_RAW DATA_.
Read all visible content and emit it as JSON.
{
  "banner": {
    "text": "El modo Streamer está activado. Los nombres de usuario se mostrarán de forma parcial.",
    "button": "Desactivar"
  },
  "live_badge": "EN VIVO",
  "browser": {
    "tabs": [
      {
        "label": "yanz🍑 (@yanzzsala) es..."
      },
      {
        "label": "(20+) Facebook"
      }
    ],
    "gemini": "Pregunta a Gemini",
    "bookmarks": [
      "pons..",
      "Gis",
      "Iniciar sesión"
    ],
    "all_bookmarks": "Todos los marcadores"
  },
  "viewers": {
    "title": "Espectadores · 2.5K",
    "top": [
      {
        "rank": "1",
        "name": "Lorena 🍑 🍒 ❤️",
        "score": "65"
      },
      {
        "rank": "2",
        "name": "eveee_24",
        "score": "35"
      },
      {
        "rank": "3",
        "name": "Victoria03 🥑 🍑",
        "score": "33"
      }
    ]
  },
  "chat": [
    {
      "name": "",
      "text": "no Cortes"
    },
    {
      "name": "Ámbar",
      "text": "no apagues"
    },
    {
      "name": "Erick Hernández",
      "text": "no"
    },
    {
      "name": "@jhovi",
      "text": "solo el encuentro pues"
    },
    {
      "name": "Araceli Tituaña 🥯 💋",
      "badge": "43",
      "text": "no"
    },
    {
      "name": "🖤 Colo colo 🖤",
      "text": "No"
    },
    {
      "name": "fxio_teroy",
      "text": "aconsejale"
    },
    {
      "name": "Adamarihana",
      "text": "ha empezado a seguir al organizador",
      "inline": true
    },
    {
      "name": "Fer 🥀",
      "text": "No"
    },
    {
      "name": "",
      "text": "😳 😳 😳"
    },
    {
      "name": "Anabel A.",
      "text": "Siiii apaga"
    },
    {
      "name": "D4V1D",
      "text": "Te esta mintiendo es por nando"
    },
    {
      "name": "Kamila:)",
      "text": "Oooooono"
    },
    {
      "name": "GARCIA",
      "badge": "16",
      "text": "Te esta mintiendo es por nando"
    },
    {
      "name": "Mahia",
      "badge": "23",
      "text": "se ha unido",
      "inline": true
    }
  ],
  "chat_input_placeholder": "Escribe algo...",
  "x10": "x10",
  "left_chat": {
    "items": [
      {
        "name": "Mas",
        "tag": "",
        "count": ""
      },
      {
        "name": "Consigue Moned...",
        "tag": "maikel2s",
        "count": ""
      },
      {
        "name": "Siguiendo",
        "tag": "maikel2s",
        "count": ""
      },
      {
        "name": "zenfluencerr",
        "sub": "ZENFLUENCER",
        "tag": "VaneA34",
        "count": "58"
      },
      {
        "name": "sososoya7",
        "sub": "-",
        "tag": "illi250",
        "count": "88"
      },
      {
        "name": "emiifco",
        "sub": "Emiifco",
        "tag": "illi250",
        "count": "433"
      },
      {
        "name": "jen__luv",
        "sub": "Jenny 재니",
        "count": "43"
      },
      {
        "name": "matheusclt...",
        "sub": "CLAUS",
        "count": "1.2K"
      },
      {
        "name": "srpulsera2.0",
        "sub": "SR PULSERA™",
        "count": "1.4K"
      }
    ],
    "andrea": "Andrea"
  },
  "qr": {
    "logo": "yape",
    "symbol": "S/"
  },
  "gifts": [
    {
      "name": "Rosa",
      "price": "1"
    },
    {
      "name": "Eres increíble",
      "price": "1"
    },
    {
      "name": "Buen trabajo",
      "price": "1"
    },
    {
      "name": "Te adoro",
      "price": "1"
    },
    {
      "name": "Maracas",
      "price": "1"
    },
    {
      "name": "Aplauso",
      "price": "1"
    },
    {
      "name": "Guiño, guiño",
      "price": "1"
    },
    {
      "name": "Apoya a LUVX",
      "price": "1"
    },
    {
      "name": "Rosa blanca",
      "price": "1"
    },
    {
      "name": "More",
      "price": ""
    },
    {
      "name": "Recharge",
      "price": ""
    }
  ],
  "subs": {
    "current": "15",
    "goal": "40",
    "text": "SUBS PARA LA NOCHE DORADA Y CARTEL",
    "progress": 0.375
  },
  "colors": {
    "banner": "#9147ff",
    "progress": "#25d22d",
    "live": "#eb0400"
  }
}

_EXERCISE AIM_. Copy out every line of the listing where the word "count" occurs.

_RESULT OF THE TASK_.
        "count": ""
        "count": ""
        "count": ""
        "count": "58"
        "count": "88"
        "count": "433"
        "count": "43"
        "count": "1.2K"
        "count": "1.4K"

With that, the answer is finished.